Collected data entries
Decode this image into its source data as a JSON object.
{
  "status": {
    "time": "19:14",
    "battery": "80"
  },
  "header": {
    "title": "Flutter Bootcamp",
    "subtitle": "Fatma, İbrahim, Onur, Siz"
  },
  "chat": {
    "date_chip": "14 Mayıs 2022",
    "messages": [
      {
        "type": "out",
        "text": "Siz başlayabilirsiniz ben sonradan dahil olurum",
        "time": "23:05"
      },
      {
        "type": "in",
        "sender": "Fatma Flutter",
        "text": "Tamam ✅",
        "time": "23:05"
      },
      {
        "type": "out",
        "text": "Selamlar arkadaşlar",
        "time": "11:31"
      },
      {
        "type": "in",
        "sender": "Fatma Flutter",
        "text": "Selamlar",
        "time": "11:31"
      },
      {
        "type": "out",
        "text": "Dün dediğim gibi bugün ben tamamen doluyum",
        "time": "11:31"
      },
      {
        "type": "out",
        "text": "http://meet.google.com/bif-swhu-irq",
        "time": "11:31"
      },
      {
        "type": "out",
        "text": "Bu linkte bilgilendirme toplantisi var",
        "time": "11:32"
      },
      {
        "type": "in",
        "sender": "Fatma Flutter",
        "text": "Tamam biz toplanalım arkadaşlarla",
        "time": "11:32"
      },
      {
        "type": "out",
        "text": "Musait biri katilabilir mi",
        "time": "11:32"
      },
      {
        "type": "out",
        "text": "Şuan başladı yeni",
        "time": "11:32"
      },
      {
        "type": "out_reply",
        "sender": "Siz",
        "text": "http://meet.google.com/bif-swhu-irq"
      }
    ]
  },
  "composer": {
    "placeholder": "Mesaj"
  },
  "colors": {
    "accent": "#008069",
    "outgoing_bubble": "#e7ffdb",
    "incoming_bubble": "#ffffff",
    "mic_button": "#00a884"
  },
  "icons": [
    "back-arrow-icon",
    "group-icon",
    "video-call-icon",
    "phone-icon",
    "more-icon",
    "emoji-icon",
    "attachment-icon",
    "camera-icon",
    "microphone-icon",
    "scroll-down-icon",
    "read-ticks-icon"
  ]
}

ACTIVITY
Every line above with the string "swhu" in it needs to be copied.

SOLVED PROBLEM
        "text": "http://meet.google.com/bif-swhu-irq",
        "text": "http://meet.google.com/bif-swhu-irq"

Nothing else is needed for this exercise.